***** DATA PROVIDED

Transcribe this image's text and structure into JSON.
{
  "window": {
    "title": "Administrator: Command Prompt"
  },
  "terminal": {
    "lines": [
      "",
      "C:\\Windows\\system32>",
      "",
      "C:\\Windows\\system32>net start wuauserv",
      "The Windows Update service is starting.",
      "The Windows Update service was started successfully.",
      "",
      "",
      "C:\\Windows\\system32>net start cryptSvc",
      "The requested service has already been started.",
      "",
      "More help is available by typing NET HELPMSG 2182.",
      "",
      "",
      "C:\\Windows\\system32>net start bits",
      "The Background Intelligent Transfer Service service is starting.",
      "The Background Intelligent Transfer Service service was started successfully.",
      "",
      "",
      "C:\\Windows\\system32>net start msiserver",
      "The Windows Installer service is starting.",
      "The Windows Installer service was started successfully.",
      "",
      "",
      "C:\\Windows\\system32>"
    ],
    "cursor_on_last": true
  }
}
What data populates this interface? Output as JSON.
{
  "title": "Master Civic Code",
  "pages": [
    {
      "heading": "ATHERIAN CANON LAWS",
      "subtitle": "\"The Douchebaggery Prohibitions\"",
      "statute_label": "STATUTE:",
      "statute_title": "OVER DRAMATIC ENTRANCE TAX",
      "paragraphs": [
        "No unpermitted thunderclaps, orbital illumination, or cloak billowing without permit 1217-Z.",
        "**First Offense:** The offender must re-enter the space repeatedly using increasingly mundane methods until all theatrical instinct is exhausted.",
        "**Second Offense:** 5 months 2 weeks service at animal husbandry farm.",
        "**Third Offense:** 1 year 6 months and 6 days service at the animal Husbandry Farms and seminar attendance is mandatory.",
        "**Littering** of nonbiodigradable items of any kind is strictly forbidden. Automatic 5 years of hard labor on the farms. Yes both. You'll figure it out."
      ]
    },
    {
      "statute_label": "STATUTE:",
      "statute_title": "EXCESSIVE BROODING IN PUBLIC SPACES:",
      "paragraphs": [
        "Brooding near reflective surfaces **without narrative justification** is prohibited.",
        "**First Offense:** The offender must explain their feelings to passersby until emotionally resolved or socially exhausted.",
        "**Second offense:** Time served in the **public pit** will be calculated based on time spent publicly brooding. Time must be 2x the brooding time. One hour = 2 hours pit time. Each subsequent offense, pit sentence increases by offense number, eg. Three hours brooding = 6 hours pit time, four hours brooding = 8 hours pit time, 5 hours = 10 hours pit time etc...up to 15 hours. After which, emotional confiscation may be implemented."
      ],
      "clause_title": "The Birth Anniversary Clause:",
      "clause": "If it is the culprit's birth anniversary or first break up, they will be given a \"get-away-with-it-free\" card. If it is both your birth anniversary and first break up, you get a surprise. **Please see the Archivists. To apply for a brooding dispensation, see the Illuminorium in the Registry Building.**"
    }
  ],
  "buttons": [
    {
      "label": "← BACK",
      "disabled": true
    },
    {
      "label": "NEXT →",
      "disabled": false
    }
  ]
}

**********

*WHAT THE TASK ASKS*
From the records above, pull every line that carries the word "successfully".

*WRITTEN SOLUTION*
      "The Windows Update service was started successfully.",
      "The Background Intelligent Transfer Service service was started successfully.",
      "The Windows Installer service was started successfully.",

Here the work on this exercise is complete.